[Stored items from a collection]
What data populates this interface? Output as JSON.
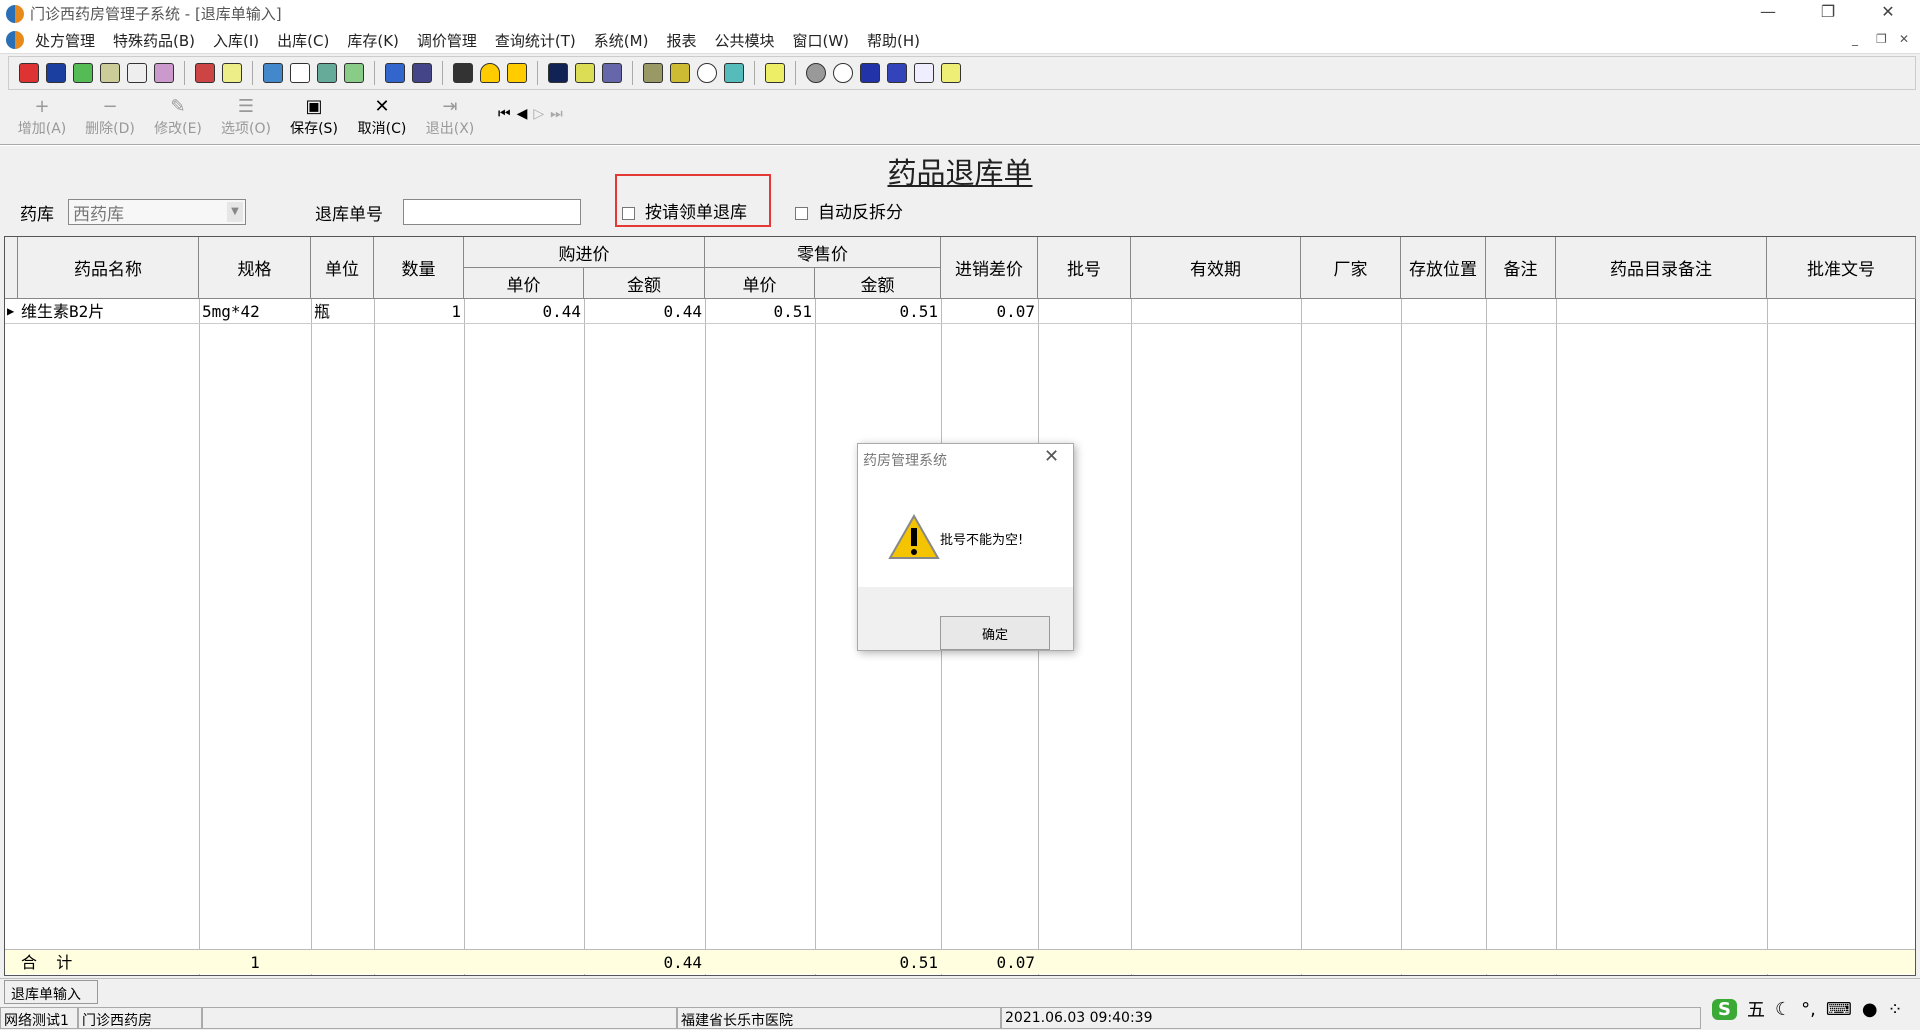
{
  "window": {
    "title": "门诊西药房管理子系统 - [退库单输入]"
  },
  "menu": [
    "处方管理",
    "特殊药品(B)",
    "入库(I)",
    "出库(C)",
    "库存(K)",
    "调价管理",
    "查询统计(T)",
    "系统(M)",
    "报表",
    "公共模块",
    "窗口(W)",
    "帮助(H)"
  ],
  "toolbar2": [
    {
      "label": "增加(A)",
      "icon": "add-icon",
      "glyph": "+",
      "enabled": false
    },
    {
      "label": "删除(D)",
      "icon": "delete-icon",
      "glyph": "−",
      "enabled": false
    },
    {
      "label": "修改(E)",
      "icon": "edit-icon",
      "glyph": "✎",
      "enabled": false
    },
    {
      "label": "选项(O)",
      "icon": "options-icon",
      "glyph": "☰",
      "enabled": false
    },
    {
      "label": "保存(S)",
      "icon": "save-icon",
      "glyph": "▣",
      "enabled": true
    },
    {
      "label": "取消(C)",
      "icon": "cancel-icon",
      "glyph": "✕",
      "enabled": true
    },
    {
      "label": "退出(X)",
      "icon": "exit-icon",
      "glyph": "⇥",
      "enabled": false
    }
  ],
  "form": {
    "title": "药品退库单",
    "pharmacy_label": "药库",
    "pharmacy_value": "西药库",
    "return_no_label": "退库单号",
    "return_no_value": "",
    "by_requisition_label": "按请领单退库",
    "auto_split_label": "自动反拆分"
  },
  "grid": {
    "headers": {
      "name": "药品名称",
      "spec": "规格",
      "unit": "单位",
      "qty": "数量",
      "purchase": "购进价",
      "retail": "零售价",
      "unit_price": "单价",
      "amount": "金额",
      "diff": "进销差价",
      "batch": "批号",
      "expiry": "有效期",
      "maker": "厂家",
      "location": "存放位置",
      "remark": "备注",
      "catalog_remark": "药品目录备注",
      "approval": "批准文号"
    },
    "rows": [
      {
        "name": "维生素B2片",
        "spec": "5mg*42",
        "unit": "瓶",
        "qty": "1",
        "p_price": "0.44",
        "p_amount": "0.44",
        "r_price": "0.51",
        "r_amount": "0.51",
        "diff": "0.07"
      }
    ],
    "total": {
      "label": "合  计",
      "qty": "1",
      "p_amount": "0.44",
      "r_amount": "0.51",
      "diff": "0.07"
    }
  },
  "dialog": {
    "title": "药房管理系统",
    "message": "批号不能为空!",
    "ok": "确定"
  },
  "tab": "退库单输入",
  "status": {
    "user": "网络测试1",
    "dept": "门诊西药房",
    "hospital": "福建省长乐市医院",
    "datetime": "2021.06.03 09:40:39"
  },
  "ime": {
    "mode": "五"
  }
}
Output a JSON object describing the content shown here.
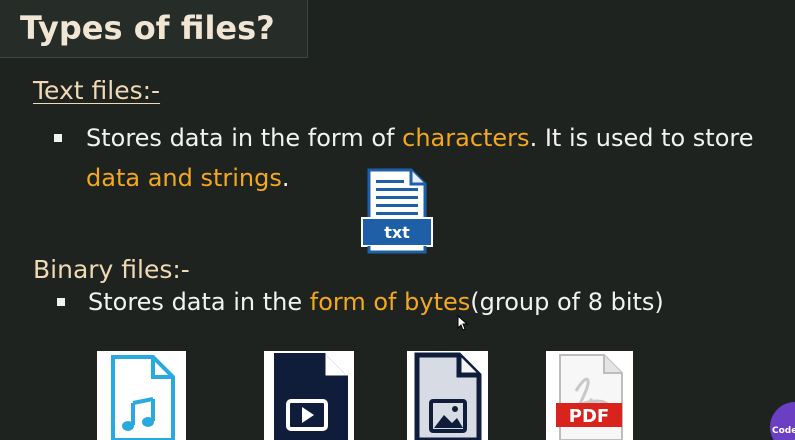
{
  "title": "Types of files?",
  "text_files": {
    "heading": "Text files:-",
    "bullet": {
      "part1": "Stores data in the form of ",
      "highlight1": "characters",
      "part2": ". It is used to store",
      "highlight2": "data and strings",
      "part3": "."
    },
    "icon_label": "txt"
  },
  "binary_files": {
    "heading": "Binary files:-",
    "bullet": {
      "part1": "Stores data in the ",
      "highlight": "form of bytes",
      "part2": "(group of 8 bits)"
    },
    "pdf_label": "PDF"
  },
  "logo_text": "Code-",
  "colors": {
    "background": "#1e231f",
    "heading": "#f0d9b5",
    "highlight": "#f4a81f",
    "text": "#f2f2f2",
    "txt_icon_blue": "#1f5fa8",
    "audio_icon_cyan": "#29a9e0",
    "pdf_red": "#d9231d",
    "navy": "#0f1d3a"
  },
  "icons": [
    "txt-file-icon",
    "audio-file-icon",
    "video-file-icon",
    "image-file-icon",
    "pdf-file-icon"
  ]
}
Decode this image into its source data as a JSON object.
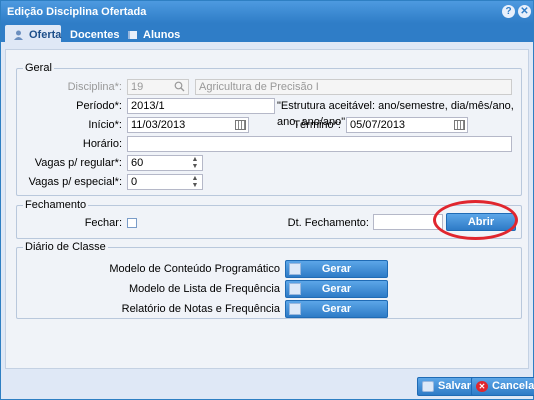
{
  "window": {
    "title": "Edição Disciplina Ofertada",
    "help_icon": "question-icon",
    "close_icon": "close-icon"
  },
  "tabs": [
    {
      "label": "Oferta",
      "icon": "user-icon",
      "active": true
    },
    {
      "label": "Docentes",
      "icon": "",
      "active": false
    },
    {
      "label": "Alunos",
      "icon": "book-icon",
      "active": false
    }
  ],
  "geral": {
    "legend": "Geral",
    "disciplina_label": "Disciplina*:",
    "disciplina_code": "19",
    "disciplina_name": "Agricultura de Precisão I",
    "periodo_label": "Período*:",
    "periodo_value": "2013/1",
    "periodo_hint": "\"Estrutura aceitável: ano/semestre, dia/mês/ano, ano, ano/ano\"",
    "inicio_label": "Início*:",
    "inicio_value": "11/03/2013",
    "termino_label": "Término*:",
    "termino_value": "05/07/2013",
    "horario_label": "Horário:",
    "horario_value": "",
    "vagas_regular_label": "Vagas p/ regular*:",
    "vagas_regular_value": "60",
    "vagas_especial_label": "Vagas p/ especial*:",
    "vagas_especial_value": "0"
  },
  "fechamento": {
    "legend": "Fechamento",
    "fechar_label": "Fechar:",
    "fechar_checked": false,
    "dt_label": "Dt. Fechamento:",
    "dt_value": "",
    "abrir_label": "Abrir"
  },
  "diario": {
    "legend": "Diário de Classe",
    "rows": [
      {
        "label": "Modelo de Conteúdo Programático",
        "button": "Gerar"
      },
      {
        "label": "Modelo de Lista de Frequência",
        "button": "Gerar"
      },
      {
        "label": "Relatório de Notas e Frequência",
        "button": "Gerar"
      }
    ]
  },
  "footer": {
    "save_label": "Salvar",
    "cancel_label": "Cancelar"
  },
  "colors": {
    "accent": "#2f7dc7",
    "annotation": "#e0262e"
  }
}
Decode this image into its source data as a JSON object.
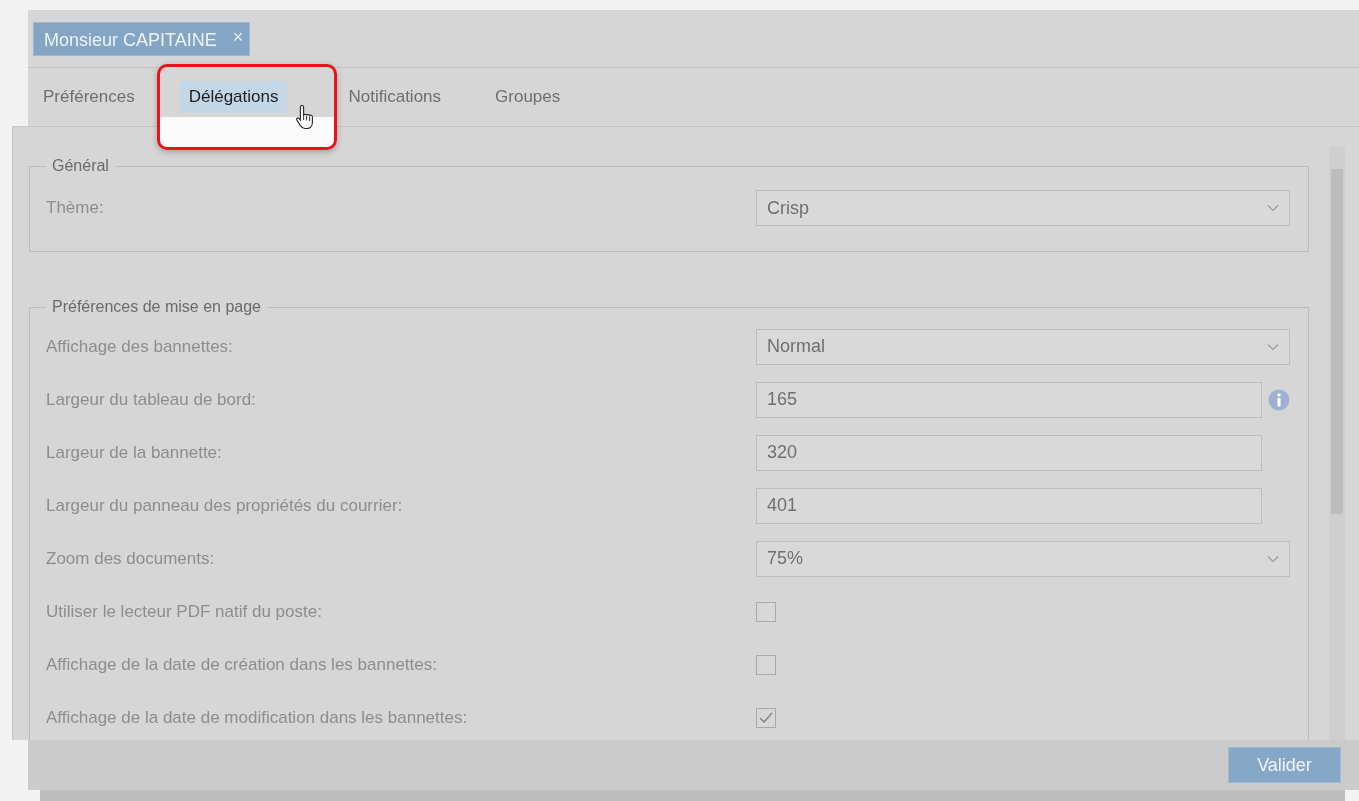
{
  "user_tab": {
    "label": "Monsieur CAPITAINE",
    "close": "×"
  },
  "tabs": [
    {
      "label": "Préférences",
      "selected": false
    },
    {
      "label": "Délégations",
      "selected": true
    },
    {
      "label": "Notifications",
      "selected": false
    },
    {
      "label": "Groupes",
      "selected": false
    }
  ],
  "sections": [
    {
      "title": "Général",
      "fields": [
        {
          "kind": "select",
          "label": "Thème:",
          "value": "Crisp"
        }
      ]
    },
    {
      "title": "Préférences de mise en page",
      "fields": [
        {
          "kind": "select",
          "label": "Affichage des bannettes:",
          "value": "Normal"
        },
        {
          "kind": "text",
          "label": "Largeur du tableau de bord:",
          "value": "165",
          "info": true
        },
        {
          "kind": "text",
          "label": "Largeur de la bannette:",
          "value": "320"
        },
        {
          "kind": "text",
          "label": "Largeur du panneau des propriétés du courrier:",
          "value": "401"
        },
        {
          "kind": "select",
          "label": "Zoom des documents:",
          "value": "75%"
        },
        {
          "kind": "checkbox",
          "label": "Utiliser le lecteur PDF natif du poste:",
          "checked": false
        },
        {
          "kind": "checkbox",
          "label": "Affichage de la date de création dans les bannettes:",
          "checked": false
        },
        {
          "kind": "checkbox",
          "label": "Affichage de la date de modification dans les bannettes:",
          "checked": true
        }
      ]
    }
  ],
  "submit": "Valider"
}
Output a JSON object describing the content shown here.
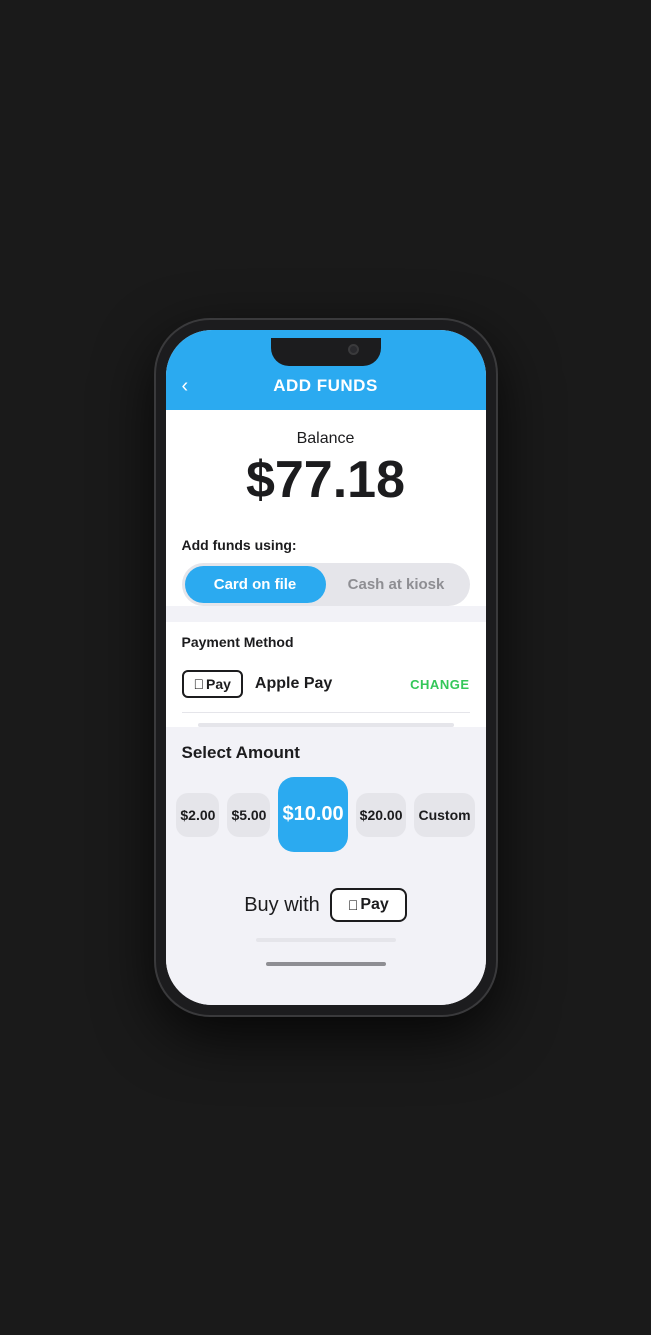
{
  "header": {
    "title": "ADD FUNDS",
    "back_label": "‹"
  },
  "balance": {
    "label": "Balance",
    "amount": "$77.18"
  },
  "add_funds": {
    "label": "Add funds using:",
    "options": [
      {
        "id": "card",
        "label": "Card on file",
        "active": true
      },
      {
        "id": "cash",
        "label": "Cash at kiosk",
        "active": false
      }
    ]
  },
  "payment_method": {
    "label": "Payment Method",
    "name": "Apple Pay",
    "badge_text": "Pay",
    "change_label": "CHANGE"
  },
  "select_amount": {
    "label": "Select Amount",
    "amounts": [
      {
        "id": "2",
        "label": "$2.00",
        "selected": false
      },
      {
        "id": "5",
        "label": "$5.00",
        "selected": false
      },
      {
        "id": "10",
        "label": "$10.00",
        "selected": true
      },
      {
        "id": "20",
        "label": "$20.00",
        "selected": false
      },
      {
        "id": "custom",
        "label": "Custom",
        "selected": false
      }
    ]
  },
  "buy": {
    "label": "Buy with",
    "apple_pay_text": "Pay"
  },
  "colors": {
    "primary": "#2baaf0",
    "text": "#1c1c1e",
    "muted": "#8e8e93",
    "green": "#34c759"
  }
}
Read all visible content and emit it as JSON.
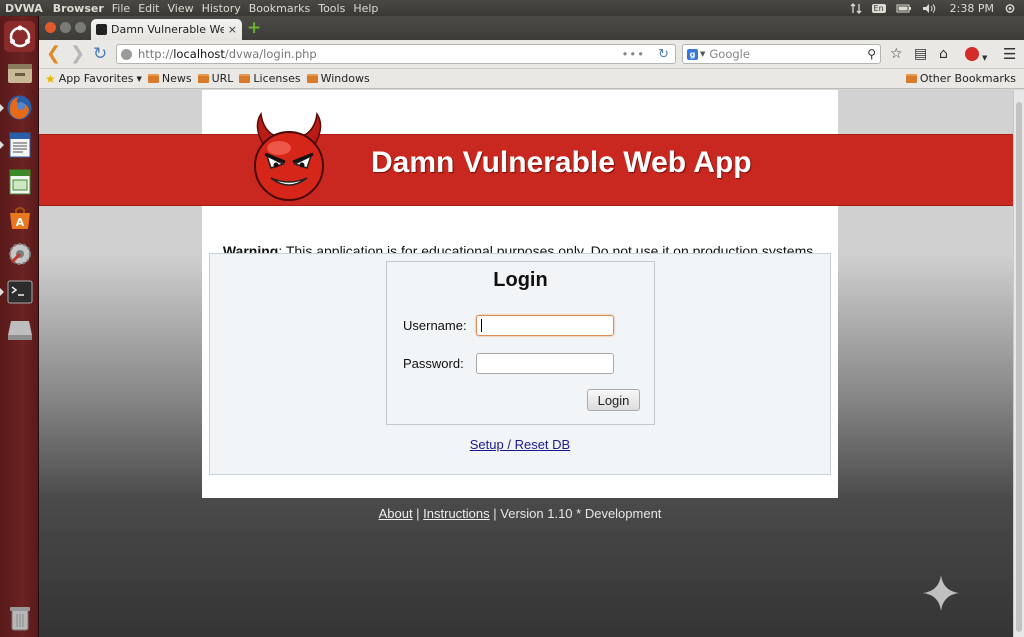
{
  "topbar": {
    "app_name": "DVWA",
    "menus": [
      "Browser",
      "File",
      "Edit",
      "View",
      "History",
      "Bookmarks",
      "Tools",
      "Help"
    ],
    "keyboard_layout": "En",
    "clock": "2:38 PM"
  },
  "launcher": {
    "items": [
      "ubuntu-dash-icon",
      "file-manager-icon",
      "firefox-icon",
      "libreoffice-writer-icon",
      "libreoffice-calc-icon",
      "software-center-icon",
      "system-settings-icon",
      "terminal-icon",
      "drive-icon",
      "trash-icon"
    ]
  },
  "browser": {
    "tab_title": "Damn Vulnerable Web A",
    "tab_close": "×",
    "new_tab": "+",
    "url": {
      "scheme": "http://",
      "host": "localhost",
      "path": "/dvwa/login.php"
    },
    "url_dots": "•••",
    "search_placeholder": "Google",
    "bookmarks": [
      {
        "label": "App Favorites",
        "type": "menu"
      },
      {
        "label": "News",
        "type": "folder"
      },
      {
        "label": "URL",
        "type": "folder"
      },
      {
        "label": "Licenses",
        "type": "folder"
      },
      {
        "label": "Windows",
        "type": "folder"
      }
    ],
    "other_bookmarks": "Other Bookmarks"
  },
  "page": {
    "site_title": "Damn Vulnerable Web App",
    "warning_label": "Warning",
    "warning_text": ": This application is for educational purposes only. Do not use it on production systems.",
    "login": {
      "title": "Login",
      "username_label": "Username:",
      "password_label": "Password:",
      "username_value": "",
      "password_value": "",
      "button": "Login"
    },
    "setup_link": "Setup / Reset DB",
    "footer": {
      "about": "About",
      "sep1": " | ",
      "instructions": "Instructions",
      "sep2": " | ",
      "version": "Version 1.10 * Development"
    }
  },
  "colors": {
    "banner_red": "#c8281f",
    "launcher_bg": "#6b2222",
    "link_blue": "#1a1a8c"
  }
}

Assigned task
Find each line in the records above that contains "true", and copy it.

Solution below
      "enabled": true
      "enabled": true
      "active": true
      "selected": true
          "info": true
          "checked": true
        "active": true
        "selected": true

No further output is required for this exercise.